"In ancient times, Doliche was part of Northern Syria and was known as the home of the Iuppiter Dolichenus, one of the most prominent deities in the Roman Empire. From 2001 to 2015 we carried out excavations in the sanctuary of this god, which lies outside the city area. The results of these excavations are of great importance for the religious history of the Near East. Since 2015, however, the ancient city itself has been the focus of a new research project," explains Engelbert Winter. "The aim is to investigate the development of Doliche, the material culture of the city and the living environment of its inhabitants from the Hellenistic-Roman period through Christian late antiquity to the early Islamic epoch". Since the most important sites that could be considered for such investigations are either heavily overbuilt, flooded or no longer accessible due to current political developments in the Middle East, Doliche offers researchers the great opportunity to systematically investigate the transformation of urban life in ancient Northern Syria under changing political, cultural and religious conditions.
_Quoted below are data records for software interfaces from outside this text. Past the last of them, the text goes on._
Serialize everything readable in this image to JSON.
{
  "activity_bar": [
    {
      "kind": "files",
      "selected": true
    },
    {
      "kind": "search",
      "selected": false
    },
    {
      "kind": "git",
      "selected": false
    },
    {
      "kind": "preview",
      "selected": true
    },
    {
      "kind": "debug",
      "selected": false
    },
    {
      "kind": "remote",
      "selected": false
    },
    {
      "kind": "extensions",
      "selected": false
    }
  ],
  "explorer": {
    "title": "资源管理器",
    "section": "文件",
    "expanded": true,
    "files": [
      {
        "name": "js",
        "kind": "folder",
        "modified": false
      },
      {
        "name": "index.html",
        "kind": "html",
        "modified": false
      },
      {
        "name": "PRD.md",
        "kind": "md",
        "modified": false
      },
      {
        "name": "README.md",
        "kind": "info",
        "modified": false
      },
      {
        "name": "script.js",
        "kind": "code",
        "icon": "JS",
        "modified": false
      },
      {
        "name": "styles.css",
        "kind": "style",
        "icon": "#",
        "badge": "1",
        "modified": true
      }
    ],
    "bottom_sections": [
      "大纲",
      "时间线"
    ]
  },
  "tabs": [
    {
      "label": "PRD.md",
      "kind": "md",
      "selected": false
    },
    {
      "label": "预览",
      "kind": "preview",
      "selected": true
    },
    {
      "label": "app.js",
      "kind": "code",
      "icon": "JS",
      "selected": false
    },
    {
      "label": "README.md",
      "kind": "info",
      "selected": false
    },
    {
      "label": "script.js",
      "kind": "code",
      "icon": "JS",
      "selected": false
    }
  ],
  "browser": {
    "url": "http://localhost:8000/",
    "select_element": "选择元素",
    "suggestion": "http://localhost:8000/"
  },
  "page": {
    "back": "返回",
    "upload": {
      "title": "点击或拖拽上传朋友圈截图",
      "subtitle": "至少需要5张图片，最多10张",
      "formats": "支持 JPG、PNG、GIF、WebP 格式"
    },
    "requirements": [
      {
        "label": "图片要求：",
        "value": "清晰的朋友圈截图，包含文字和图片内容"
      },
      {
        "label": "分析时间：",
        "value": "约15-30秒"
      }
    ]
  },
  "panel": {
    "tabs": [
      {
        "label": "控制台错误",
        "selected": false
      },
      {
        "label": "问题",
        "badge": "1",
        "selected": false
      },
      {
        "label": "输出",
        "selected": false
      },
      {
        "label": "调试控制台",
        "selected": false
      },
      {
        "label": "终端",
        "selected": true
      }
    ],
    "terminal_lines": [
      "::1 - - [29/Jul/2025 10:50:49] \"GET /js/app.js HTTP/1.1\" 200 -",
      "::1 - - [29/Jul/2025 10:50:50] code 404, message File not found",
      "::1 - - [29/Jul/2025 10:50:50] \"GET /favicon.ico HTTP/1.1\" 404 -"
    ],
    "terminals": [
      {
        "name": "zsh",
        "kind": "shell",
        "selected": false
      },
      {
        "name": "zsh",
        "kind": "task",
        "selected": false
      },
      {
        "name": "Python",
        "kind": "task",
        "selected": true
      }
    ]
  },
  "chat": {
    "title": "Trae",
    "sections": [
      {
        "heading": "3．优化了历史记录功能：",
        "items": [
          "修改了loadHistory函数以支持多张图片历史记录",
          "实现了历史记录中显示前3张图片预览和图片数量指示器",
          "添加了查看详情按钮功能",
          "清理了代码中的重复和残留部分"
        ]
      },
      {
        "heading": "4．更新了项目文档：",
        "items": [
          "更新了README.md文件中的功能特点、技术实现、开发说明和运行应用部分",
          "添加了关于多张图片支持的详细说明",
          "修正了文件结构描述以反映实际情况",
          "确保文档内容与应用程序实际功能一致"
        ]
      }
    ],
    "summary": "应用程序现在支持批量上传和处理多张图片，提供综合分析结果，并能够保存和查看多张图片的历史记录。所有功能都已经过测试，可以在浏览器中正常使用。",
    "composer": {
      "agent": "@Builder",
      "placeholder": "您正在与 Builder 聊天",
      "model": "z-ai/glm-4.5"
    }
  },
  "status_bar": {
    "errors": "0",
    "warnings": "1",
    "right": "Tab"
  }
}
The excavations, which have been ongoing since mid-July of this year and involve more than 60 researchers and students from Germany, Turkey, Denmark, Italy and the Netherlands, are currently focusing on the investigation of a monumental Roman bath complex in the centre of the ancient city. They are also investigating a three-nave basilica erected in the second half of the fourth century AD. The church is characterised by its size and magnificent mosaic decoration. The first results of the campaign, which will last until the end of September, show that the building was destroyed by an earthquake in the seventh century.